He praised the audience of "job creators" and framed Warren's comments on government helping businesses as evidence of more than just flawed policy. Rather, he said, it's a flawed philosophy.

"To downplay individual initiative as nothing more than a byproduct of big government is to fundamentally misunderstand our free-enterprise system, and it is a backward view of who we are as Americans," he said, according to prepared remarks. He went on to argue that such a philosophy justifies out-of-control government growth.

Brown also slammed Warren as being pro-tax-increase.

"[E]ven Taxmageddon is not a big enough tax hike for professor Warren," he said, citing her support for various increases, including "a total of $3.4 trillion in higher taxes over the next decade, including $2.7 trillion in brand new tax hikes."

In contrast, he painted himself as a bipartisan reformer, an argument he'll have to win to take staunchly blue Massachusetts again this year. The most recent polls show Brown and Warren running neck and neck in the race.

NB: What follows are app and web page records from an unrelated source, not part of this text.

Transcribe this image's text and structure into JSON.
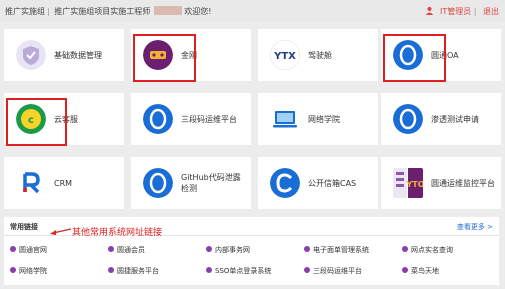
{
  "topbar": {
    "org": "推广实施组",
    "sep": "|",
    "role": "推广实施组项目实施工程师",
    "welcome": "欢迎您!",
    "user": "IT管理员",
    "logout": "退出"
  },
  "tiles": [
    {
      "label": "基础数据管理",
      "icon": "shield-icon"
    },
    {
      "label": "金刚",
      "icon": "jingang-logo-icon"
    },
    {
      "label": "驾驶舱",
      "icon": "cockpit-logo-icon"
    },
    {
      "label": "圆通OA",
      "icon": "oa-logo-icon"
    },
    {
      "label": "云客服",
      "icon": "cloud-service-logo-icon"
    },
    {
      "label": "三段码运维平台",
      "icon": "o-logo-icon"
    },
    {
      "label": "网络学院",
      "icon": "laptop-icon"
    },
    {
      "label": "渗透测试申请",
      "icon": "o-logo-icon"
    },
    {
      "label": "CRM",
      "icon": "crm-logo-icon"
    },
    {
      "label": "GitHub代码泄露检测",
      "icon": "o-logo-icon"
    },
    {
      "label": "公开信箱CAS",
      "icon": "c-logo-icon"
    },
    {
      "label": "圆通运维监控平台",
      "icon": "monitor-logo-icon"
    }
  ],
  "links_section": {
    "title": "常用链接",
    "more": "查看更多 >",
    "annotation": "其他常用系统网址链接",
    "items": [
      "圆通官网",
      "圆通会员",
      "内部事务网",
      "电子面单管理系统",
      "网点实名查询",
      "网络学院",
      "圆捷服务平台",
      "SSO单点登录系统",
      "三段码运维平台",
      "菜鸟天地"
    ]
  },
  "colors": {
    "accent_red": "#e02020",
    "brand_blue": "#1a6dd4",
    "link_dot": "#8a3fb0"
  }
}
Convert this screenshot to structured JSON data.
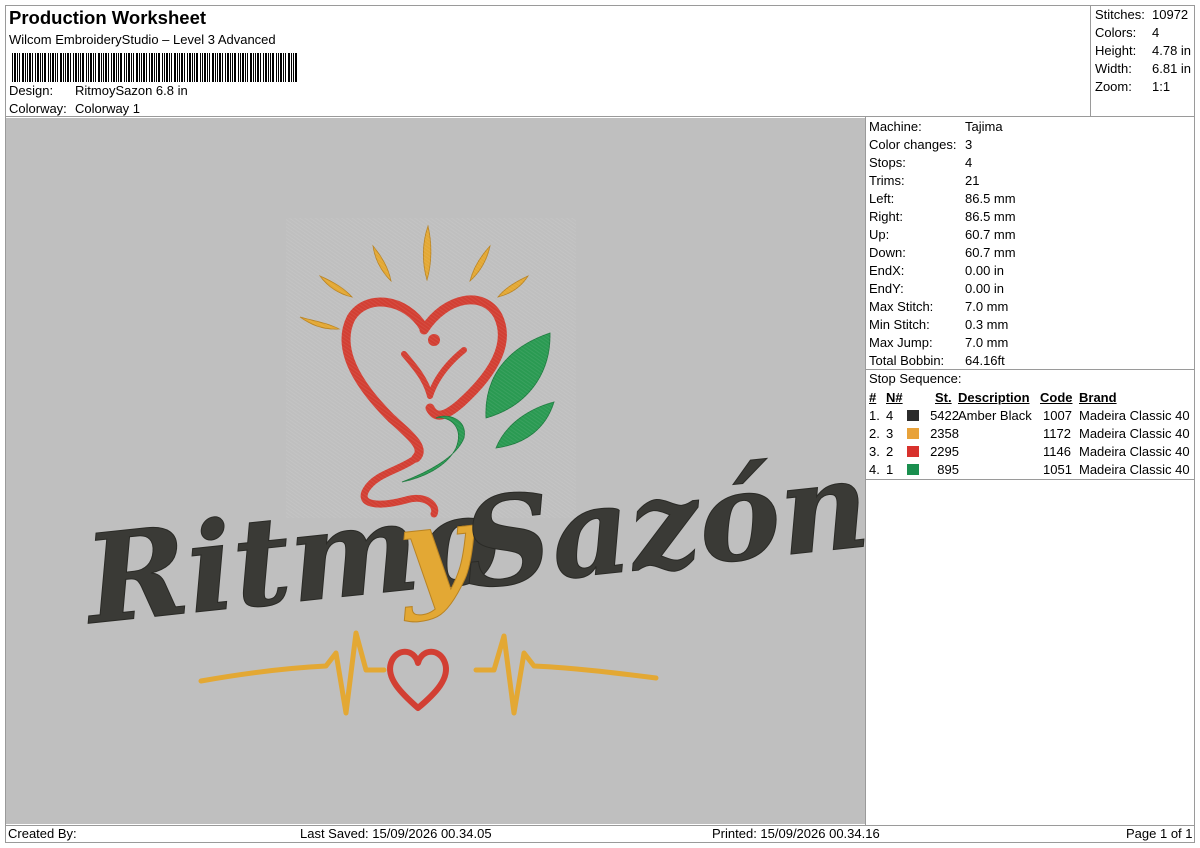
{
  "header": {
    "title": "Production Worksheet",
    "software": "Wilcom EmbroideryStudio – Level 3 Advanced",
    "design_label": "Design:",
    "design_value": "RitmoySazon 6.8 in",
    "colorway_label": "Colorway:",
    "colorway_value": "Colorway 1"
  },
  "summary": [
    {
      "label": "Stitches:",
      "value": "10972"
    },
    {
      "label": "Colors:",
      "value": "4"
    },
    {
      "label": "Height:",
      "value": "4.78 in"
    },
    {
      "label": "Width:",
      "value": "6.81 in"
    },
    {
      "label": "Zoom:",
      "value": "1:1"
    }
  ],
  "machine_info": [
    {
      "label": "Machine:",
      "value": "Tajima"
    },
    {
      "label": "Color changes:",
      "value": "3"
    },
    {
      "label": "Stops:",
      "value": "4"
    },
    {
      "label": "Trims:",
      "value": "21"
    },
    {
      "label": "Left:",
      "value": "86.5 mm"
    },
    {
      "label": "Right:",
      "value": "86.5 mm"
    },
    {
      "label": "Up:",
      "value": "60.7 mm"
    },
    {
      "label": "Down:",
      "value": "60.7 mm"
    },
    {
      "label": "EndX:",
      "value": "0.00 in"
    },
    {
      "label": "EndY:",
      "value": "0.00 in"
    },
    {
      "label": "Max Stitch:",
      "value": "7.0 mm"
    },
    {
      "label": "Min Stitch:",
      "value": "0.3 mm"
    },
    {
      "label": "Max Jump:",
      "value": "7.0 mm"
    },
    {
      "label": "Total Bobbin:",
      "value": "64.16ft"
    }
  ],
  "stop_sequence": {
    "title": "Stop Sequence:",
    "headers": {
      "num": "#",
      "n": "N#",
      "st": "St.",
      "description": "Description",
      "code": "Code",
      "brand": "Brand"
    },
    "rows": [
      {
        "num": "1.",
        "n": "4",
        "color": "#2b2b2b",
        "st": "5422",
        "description": "Amber Black",
        "code": "1007",
        "brand": "Madeira Classic 40"
      },
      {
        "num": "2.",
        "n": "3",
        "color": "#e8a23a",
        "st": "2358",
        "description": "",
        "code": "1172",
        "brand": "Madeira Classic 40"
      },
      {
        "num": "3.",
        "n": "2",
        "color": "#d8322d",
        "st": "2295",
        "description": "",
        "code": "1146",
        "brand": "Madeira Classic 40"
      },
      {
        "num": "4.",
        "n": "1",
        "color": "#1a8f4f",
        "st": "895",
        "description": "",
        "code": "1051",
        "brand": "Madeira Classic 40"
      }
    ]
  },
  "design_art": {
    "word_part1": "Ritmo",
    "word_part2": "y",
    "word_part3": "Sazón",
    "thread_black": "#3a3a36",
    "thread_gold": "#e3a834",
    "thread_red": "#d23f33",
    "thread_green": "#2a9a52",
    "canvas_bg": "#bfbfbf"
  },
  "footer": {
    "created_by": "Created By:",
    "last_saved": "Last Saved: 15/09/2026 00.34.05",
    "printed": "Printed: 15/09/2026 00.34.16",
    "page": "Page 1 of 1"
  }
}
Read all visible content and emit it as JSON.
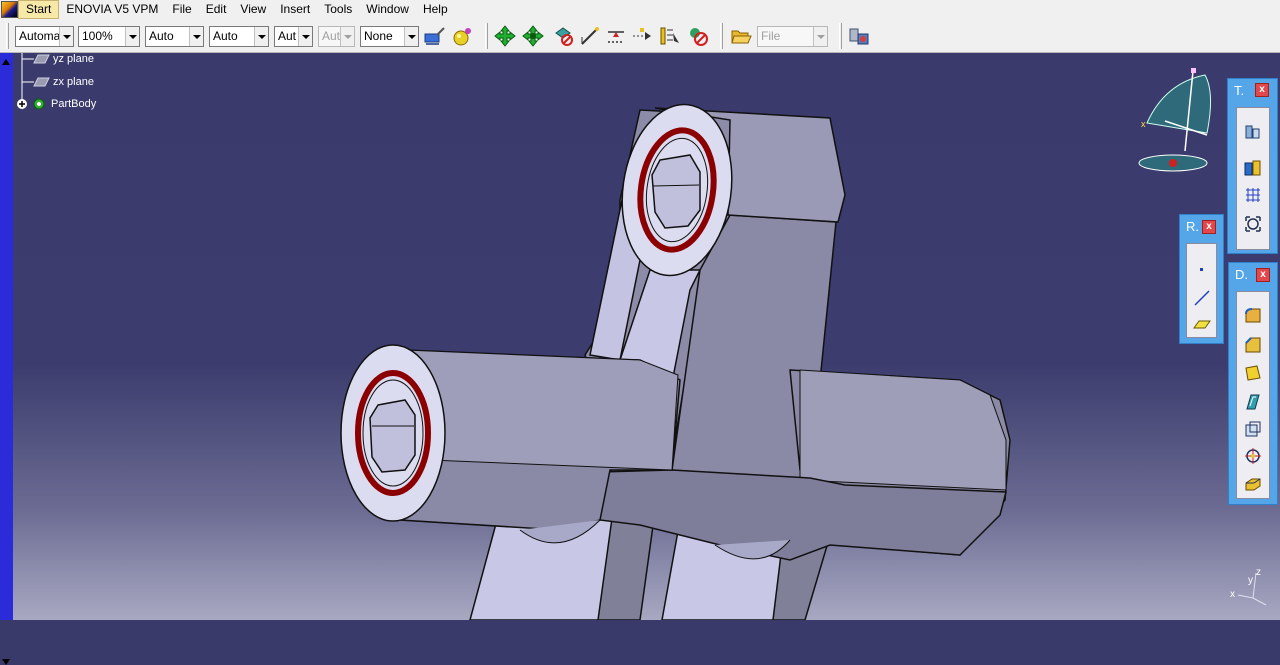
{
  "menubar": {
    "items": [
      {
        "label": "Start"
      },
      {
        "label": "ENOVIA V5 VPM"
      },
      {
        "label": "File"
      },
      {
        "label": "Edit"
      },
      {
        "label": "View"
      },
      {
        "label": "Insert"
      },
      {
        "label": "Tools"
      },
      {
        "label": "Window"
      },
      {
        "label": "Help"
      }
    ]
  },
  "toolbar": {
    "combo_1": "Automa",
    "combo_2": "100%",
    "combo_3": "Auto",
    "combo_4": "Auto",
    "combo_5": "Aut",
    "combo_6": "Aut",
    "combo_7": "None",
    "file_combo": "File"
  },
  "tree": {
    "items": [
      {
        "label": "yz plane"
      },
      {
        "label": "zx plane"
      },
      {
        "label": "PartBody"
      }
    ]
  },
  "panels": {
    "t": {
      "title": "T.",
      "close": "x"
    },
    "r": {
      "title": "R.",
      "close": "x"
    },
    "d": {
      "title": "D.",
      "close": "x"
    }
  },
  "axes": {
    "x": "x",
    "y": "y",
    "z": "z"
  },
  "colors": {
    "viewport_top": "#3a3a6c",
    "viewport_bottom": "#a8a8c2",
    "panel_blue": "#55a6e9",
    "selection_bar": "#2b2bd9",
    "part_face": "#8a8aaa",
    "highlight_ring": "#8b0000"
  }
}
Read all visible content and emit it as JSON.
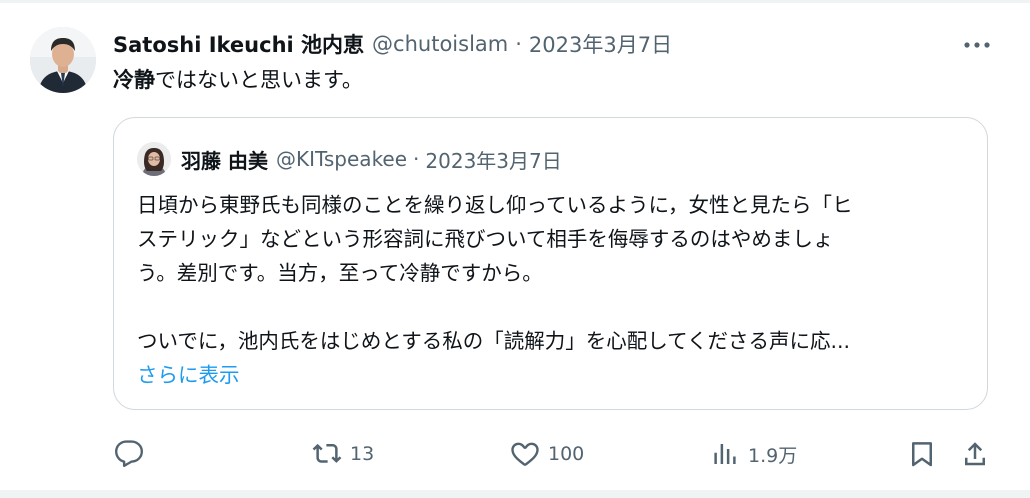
{
  "tweet": {
    "author_name": "Satoshi Ikeuchi 池内恵",
    "handle": "@chutoislam",
    "separator": "·",
    "date": "2023年3月7日",
    "text_bold": "冷静",
    "text_rest": "ではないと思います。",
    "avatar": "profile-photo"
  },
  "quote": {
    "author_name": "羽藤 由美",
    "handle": "@KITspeakee",
    "separator": "·",
    "date": "2023年3月7日",
    "lines": [
      "日頃から東野氏も同様のことを繰り返し仰っているように，女性と見たら「ヒ",
      "ステリック」などという形容詞に飛びついて相手を侮辱するのはやめましょ",
      "う。差別です。当方，至って冷静ですから。",
      "",
      "ついでに，池内氏をはじめとする私の「読解力」を心配してくださる声に応..."
    ],
    "show_more": "さらに表示"
  },
  "actions": {
    "reply": {
      "icon": "reply-icon",
      "count": ""
    },
    "retweet": {
      "icon": "retweet-icon",
      "count": "13"
    },
    "like": {
      "icon": "heart-icon",
      "count": "100"
    },
    "views": {
      "icon": "views-chart-icon",
      "count": "1.9万"
    },
    "bookmark": {
      "icon": "bookmark-icon"
    },
    "share": {
      "icon": "share-icon"
    }
  },
  "colors": {
    "text_primary": "#0f1419",
    "text_secondary": "#536471",
    "link": "#1d9bf0",
    "border": "#cfd9de"
  }
}
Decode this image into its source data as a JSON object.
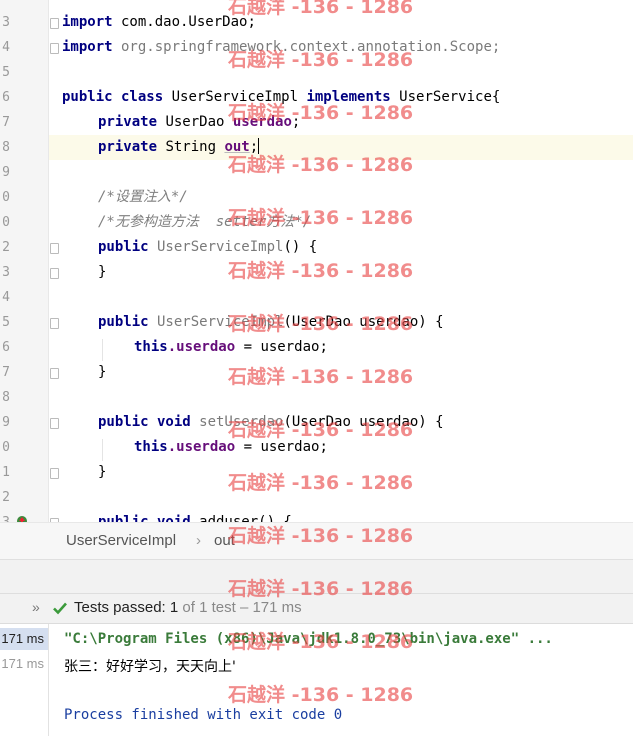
{
  "editor": {
    "line_numbers": [
      "3",
      "4",
      "5",
      "6",
      "7",
      "8",
      "9",
      "0",
      "0",
      "2",
      "3",
      "4",
      "5",
      "6",
      "7",
      "8",
      "9",
      "0",
      "1",
      "2",
      "3"
    ],
    "lines": {
      "l1_kw": "import",
      "l1_rest": " com.dao.UserDao;",
      "l2_kw": "import",
      "l2_rest": " org.springframework.context.annotation.Scope;",
      "l4_kw1": "public class",
      "l4_name": " UserServiceImpl ",
      "l4_kw2": "implements",
      "l4_rest": " UserService{",
      "l5_kw": "private",
      "l5_type": " UserDao ",
      "l5_field": "userdao",
      "l5_end": ";",
      "l6_kw": "private",
      "l6_type": " String ",
      "l6_field": "out",
      "l6_end": ";",
      "l8_cmt": "/*设置注入*/",
      "l9_cmt": "/*无参构造方法  setter方法*/",
      "l10_kw": "public",
      "l10_name": " UserServiceImpl",
      "l10_rest": "() {",
      "l11_rest": "}",
      "l13_kw": "public",
      "l13_name": " UserServiceImpl",
      "l13_rest": "(UserDao userdao) {",
      "l14_kw": "this",
      "l14_field": ".userdao",
      "l14_rest": " = userdao;",
      "l15_rest": "}",
      "l17_kw": "public void",
      "l17_name": " setUserdao",
      "l17_rest": "(UserDao userdao) {",
      "l18_kw": "this",
      "l18_field": ".userdao",
      "l18_rest": " = userdao;",
      "l19_rest": "}",
      "l21_kw": "public void",
      "l21_rest": " adduser() {"
    }
  },
  "breadcrumb": {
    "class_name": "UserServiceImpl",
    "separator": "›",
    "member": "out"
  },
  "tests": {
    "status": "Tests passed:",
    "count": "1",
    "rest": "of 1 test – 171 ms"
  },
  "run": {
    "times": [
      "171 ms",
      "171 ms"
    ],
    "command": "\"C:\\Program Files (x86)\\Java\\jdk1.8.0_73\\bin\\java.exe\" ...",
    "output": "张三：好好学习，天天向上'",
    "finished": "Process finished with exit code 0"
  },
  "watermark": {
    "text": "石越洋 -136 - 1286"
  },
  "colors": {
    "keyword": "#000080",
    "field": "#660e7a",
    "comment": "#808080",
    "pass": "#3b9a3b",
    "watermark": "#e84646"
  }
}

The few tax policy details he offered — getting rid of loopholes, simplifying the tax code and lowering rates — were largely bipartisan, except for his support of a balanced-budget amendment to the Constitution, a proposal widely endorsed by conservatives.

In response, Warren issued a statement highlighting what she characterized as her differing priorities from those touted by Brown and attempted to tie the Republican to newly-minted vice presidential pick Rep. Paul RyanPaul Davis RyanRepublicans are avoiding gun talks as election looms The Hill's 12:30 Report Flake to try to force vote on DACA stopgap plan MORE (R-Wis.), a strategy Democrats hope will taint Brown with Ryan's clear conservative credentials.

"He can’t run away from his record, his endorsement of Mitt Romney and Paul Ryan or his Republican Party. They stand together to help the rich and powerful get richer and more powerful," she said.